What you need to do:
Scan the data below and copy each line where "生产供应" occurs.
[[ Extracted entries open ]]
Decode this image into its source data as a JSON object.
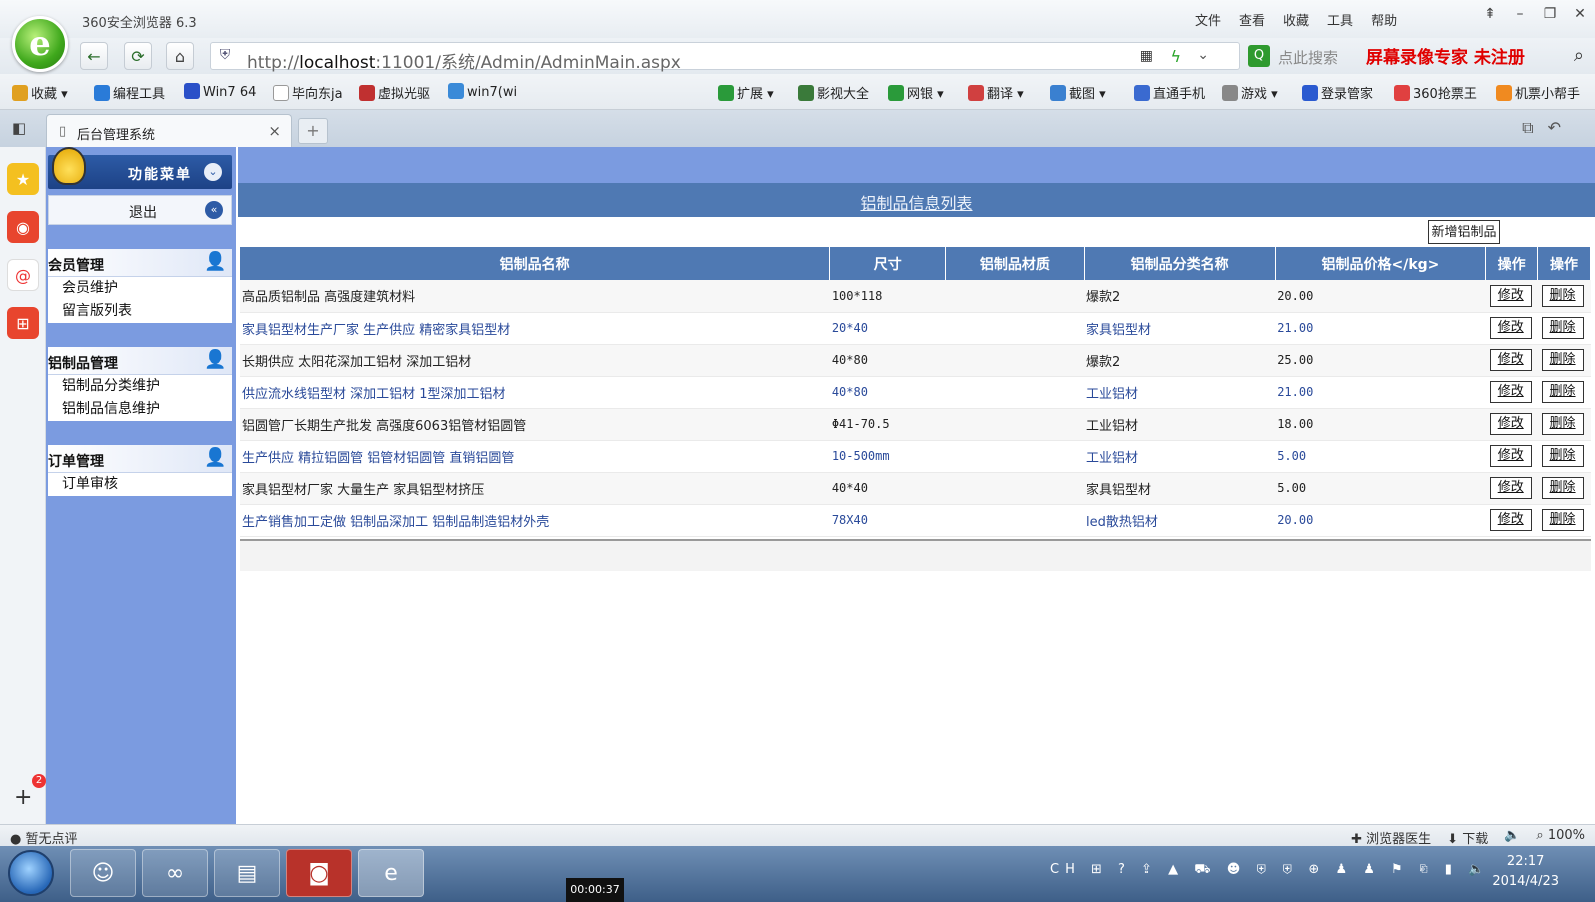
{
  "browser": {
    "app_title": "360安全浏览器 6.3",
    "menu": [
      "文件",
      "查看",
      "收藏",
      "工具",
      "帮助"
    ],
    "url_prefix": "http://",
    "url_host": "localhost",
    "url_rest": ":11001/系统/Admin/AdminMain.aspx",
    "search_placeholder": "点此搜索",
    "watermark": "屏幕录像专家  未注册"
  },
  "bookmarks": [
    {
      "label": "收藏",
      "color": "#e0a020"
    },
    {
      "label": "编程工具",
      "color": "#2a7bd8"
    },
    {
      "label": "Win7 64",
      "color": "#2a50c8"
    },
    {
      "label": "毕向东ja",
      "color": "#bbbbbb"
    },
    {
      "label": "虚拟光驱",
      "color": "#c03030"
    },
    {
      "label": "win7(wi",
      "color": "#3a8ad8"
    },
    {
      "label": "扩展",
      "color": "#2a9a3a"
    },
    {
      "label": "影视大全",
      "color": "#3a7a3a"
    },
    {
      "label": "网银",
      "color": "#2a9a3a"
    },
    {
      "label": "翻译",
      "color": "#d04040"
    },
    {
      "label": "截图",
      "color": "#3a80d0"
    },
    {
      "label": "直通手机",
      "color": "#3a6ad0"
    },
    {
      "label": "游戏",
      "color": "#888888"
    },
    {
      "label": "登录管家",
      "color": "#2a5ad0"
    },
    {
      "label": "360抢票王",
      "color": "#e04040"
    },
    {
      "label": "机票小帮手",
      "color": "#f08a20"
    }
  ],
  "tab": {
    "label": "后台管理系统",
    "close": "×",
    "new": "+"
  },
  "sidebar": {
    "header": "功能菜单",
    "logout": "退出",
    "groups": [
      {
        "title": "会员管理",
        "items": [
          "会员维护",
          "留言版列表"
        ]
      },
      {
        "title": "铝制品管理",
        "items": [
          "铝制品分类维护",
          "铝制品信息维护"
        ]
      },
      {
        "title": "订单管理",
        "items": [
          "订单审核"
        ]
      }
    ]
  },
  "main": {
    "caption": "铝制品信息列表",
    "add_button": "新增铝制品",
    "columns": [
      "铝制品名称",
      "尺寸",
      "铝制品材质",
      "铝制品分类名称",
      "铝制品价格</kg>",
      "操作",
      "操作"
    ],
    "edit_label": "修改",
    "delete_label": "删除",
    "rows": [
      {
        "name": "高品质铝制品 高强度建筑材料",
        "size": "100*118",
        "material": "",
        "category": "爆款2",
        "price": "20.00"
      },
      {
        "name": "家具铝型材生产厂家 生产供应 精密家具铝型材",
        "size": "20*40",
        "material": "",
        "category": "家具铝型材",
        "price": "21.00"
      },
      {
        "name": "长期供应 太阳花深加工铝材 深加工铝材",
        "size": "40*80",
        "material": "",
        "category": "爆款2",
        "price": "25.00"
      },
      {
        "name": "供应流水线铝型材 深加工铝材 1型深加工铝材",
        "size": "40*80",
        "material": "",
        "category": "工业铝材",
        "price": "21.00"
      },
      {
        "name": "铝圆管厂长期生产批发 高强度6063铝管材铝圆管",
        "size": "Φ41-70.5",
        "material": "",
        "category": "工业铝材",
        "price": "18.00"
      },
      {
        "name": "生产供应 精拉铝圆管 铝管材铝圆管 直销铝圆管",
        "size": "10-500mm",
        "material": "",
        "category": "工业铝材",
        "price": "5.00"
      },
      {
        "name": "家具铝型材厂家 大量生产 家具铝型材挤压",
        "size": "40*40",
        "material": "",
        "category": "家具铝型材",
        "price": "5.00"
      },
      {
        "name": "生产销售加工定做 铝制品深加工 铝制品制造铝材外壳",
        "size": "78X40",
        "material": "",
        "category": "led散热铝材",
        "price": "20.00"
      }
    ]
  },
  "status": {
    "left": "暂无点评",
    "doctor": "浏览器医生",
    "download": "下载",
    "zoom": "100%"
  },
  "taskbar": {
    "ime": "CH",
    "time": "22:17",
    "date": "2014/4/23",
    "recorder": "00:00:37"
  }
}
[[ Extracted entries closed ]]
Expected answer:
        "name": "家具铝型材生产厂家 生产供应 精密家具铝型材",
        "name": "生产供应 精拉铝圆管 铝管材铝圆管 直销铝圆管",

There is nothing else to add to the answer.